The output should consist solely of the line containing "Serialize everything readable" and all lines after it through the final line of the entries below, reproduced exactly.
^^^^^^^^
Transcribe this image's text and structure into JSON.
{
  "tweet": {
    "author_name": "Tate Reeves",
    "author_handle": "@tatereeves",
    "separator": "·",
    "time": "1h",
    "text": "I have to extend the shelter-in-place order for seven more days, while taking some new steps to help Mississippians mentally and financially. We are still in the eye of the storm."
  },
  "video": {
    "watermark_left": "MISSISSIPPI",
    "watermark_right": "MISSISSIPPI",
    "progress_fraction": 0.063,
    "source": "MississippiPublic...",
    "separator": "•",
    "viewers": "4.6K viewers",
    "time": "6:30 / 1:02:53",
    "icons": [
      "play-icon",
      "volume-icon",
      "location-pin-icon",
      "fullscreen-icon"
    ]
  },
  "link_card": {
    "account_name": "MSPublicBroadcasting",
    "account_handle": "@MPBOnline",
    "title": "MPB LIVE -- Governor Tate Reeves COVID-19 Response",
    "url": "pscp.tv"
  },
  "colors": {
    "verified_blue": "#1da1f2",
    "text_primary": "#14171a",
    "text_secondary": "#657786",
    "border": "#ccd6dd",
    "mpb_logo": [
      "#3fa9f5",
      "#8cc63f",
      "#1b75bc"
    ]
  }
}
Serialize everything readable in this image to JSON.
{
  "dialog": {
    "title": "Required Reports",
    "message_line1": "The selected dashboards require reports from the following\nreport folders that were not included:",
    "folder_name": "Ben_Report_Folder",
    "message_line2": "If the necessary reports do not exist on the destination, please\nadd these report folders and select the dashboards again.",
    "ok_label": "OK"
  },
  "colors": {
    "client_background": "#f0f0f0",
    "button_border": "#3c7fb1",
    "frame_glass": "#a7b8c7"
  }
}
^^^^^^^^
:: TASK ANSWER ::
Serialize everything readable in this image to JSON.
{
  "dialog": {
    "title": "Required Reports",
    "message_line1": "The selected dashboards require reports from the following\nreport folders that were not included:",
    "folder_name": "Ben_Report_Folder",
    "message_line2": "If the necessary reports do not exist on the destination, please\nadd these report folders and select the dashboards again.",
    "ok_label": "OK"
  },
  "colors": {
    "client_background": "#f0f0f0",
    "button_border": "#3c7fb1",
    "frame_glass": "#a7b8c7"
  }
}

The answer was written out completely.